Python List copy() Method

Copies the list shallowly

Usage

The copy() method returns the Shallow copy of the specified list.

Syntax

list.copy()

Basic Example

Example: Create a copy of list ‘L’

L = ['red', 'green', 'blue']
X = L.copy()
print(X)    # ['red', 'green', 'blue']

copy() vs Assignment statement

Assignment statement does not copy objects. For example,

Example:

old_List = ['red', 'green', 'blue']
new_List = old_List
new_List[0] = 'xx'
print(old_List)     # ['xx', 'green', 'blue']
print(new_List)     # ['xx', 'green', 'blue']

When you execute new_List = old_List, you don’t actually have two lists.

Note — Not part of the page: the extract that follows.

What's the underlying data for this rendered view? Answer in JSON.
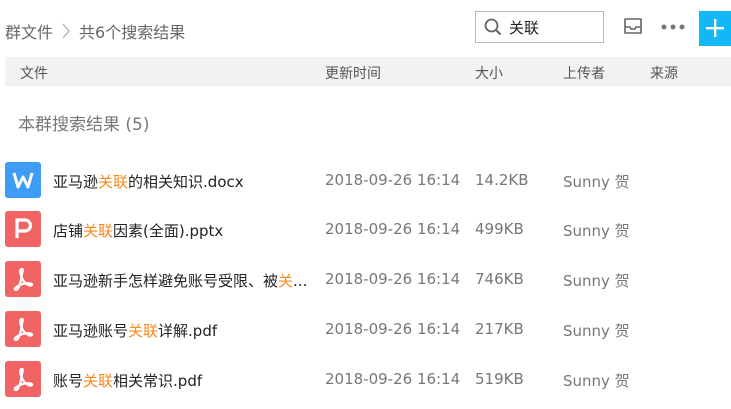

The assignment just makes the two variables point to the one list in memory.

copy method vs assignment statement

So, when you change new_List, old_List is also modified.

If you want to change one copy without changing the other, use copy()method.

Example:

old_List = ['red', 'green', 'blue']
new_List = old_List.copy()
new_List[0] = 'xx'
print(old_List)     # ['red', 'green', 'blue']
print(new_List)     # ['xx', 'green', 'blue']

Equivalent Method

Assigning a slice of the entire list to a variable is equivalent to copy() method.

Example: Copy list with start-to-end slice

L = ['red', 'green', 'blue']
X = L[:]
print(X)    # ['red', 'green', 'blue']